When you stare into this fire, we want you to be mesmerized by the beauty of the fish which were captured in the stunning Cabo Pulmo National Marine Park in Baja California Sur, Mexico. We are depleting our fish stocks at an unsustainable rate … "burning" the oceans to meet our needs. By feeling a deeper, more intimate connection to the creatures that roam our seas we hope that everyone will create a more emphatic strategy to their own consumption patterns.
Underwater photographer and ocean conservationist Kristin Hettermann has visited Cabo Pulmo on four occasions, photographing the massive array of undersea life. Kristin speaking of her first experience in the massive school of fish at Cabo Pulmo, “We quickly descend. My heart skips many beats as I first see a coordinated mass of tens of thousands of large, shimmery jacks moving in synchrony. Soon we are in the middle of them, suddenly part of their dance. I can’t believe my eyes. To see such an expansive school of large fish … feel what life was like before the net.”
Still underwater photographs taken by Kristin Hettermann/OCEANSCAPES, 3D digital design by Markley Boyer
Markley Boyer works with visualization tools on subjects related to landscape, water and conservation. Kristin Hettermann is an ocean artivist that uses underwater photography and storytelling to celebrate the beauty of the ocean and raise awareness for important global issues.
The ocean is losing its fish at a drastic rate. Over 70 percent of the earth is covered in ocean, and reports point to the fact that ocean fish populations have been cut in half since 1970. That’s a lot of life on earth lost.
A small marine protected area in Baja California Sur, Mexico, Cabo Pulmo National Park, is a spectacular example of a global success story in protection, species re-stabilization, preservation, and inspiration. Nearly 23 years after the local fishing community established protection under a “no-take” zoning, the ecosystem within the marine park and around its borders is vibrant and thriving. People come from all over the world to experience the ocean here while diving or snorkeling, and fishing in adjacent areas is also robust. The community is proud and economically stable.

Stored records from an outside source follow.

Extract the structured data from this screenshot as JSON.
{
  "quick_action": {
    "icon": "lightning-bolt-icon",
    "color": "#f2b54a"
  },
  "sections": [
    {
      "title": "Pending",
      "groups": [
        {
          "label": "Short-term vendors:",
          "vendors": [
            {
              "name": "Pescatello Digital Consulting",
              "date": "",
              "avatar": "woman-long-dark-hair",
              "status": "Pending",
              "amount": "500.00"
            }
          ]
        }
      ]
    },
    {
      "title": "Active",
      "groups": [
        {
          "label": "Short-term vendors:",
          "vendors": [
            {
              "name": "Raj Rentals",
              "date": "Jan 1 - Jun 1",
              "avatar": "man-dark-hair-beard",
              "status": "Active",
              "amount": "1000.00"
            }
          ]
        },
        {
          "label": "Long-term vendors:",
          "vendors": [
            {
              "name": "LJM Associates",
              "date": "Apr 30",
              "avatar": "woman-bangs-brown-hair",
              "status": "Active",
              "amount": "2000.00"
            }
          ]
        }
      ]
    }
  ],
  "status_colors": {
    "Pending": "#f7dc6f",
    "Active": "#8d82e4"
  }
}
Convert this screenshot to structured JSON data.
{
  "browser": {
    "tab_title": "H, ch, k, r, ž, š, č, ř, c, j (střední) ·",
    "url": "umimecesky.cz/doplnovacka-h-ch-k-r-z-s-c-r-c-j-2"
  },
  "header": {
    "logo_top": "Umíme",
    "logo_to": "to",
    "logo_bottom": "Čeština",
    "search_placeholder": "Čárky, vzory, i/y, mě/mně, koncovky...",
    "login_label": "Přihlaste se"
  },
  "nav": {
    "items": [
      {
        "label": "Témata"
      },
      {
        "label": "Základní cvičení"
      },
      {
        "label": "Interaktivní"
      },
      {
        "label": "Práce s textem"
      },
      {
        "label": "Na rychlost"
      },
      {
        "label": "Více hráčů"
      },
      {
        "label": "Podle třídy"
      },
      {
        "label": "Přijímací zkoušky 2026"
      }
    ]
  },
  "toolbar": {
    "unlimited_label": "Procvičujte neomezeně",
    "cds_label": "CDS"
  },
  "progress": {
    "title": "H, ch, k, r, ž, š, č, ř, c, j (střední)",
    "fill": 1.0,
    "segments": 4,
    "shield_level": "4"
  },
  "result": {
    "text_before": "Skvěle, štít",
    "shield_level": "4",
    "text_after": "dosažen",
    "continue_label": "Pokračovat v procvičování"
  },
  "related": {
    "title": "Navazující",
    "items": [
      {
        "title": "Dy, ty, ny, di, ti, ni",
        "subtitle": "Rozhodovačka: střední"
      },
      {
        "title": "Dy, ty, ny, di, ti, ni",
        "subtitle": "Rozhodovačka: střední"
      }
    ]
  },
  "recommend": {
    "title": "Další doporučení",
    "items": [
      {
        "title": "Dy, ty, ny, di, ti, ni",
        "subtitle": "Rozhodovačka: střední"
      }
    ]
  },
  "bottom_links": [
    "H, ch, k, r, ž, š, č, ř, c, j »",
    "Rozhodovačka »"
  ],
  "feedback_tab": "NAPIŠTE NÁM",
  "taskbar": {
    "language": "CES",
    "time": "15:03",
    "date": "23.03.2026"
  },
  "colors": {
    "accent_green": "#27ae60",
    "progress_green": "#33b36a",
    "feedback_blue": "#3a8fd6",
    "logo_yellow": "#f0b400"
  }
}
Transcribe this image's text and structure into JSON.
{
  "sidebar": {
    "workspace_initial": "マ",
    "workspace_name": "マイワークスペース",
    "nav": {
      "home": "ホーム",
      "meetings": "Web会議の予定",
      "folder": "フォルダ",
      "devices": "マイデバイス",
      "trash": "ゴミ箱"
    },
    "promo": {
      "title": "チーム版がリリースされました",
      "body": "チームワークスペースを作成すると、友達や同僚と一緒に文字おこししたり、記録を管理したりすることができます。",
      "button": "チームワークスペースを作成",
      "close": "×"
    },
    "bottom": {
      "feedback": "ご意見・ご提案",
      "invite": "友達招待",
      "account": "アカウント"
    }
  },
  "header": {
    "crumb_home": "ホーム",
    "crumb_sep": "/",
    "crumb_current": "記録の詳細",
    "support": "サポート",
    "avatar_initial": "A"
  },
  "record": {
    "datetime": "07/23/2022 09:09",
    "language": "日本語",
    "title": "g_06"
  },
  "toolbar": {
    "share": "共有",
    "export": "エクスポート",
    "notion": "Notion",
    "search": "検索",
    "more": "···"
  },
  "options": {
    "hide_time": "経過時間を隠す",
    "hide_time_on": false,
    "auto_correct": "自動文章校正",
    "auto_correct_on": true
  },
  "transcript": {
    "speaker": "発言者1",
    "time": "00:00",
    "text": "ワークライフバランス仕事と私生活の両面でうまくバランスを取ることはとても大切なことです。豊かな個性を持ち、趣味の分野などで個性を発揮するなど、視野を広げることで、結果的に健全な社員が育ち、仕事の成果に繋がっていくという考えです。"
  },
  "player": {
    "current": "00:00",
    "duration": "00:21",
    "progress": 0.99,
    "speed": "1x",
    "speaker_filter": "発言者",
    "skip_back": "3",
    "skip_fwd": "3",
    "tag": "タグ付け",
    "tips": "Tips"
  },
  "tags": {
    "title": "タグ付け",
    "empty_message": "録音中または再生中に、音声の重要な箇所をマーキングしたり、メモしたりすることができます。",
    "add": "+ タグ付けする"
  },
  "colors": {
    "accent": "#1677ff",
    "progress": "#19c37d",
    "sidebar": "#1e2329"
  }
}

Cabo Pulmo is a community that was at the point that many are and had to make a hard decision of continuing to deplete their natural systems, or protecting. They suffered economic consequences for a time as the model shifted and took a new route, but benefited in the long-term. This model can be adapted in communities globally to replenish oceans and livelihoods. Everyone wins.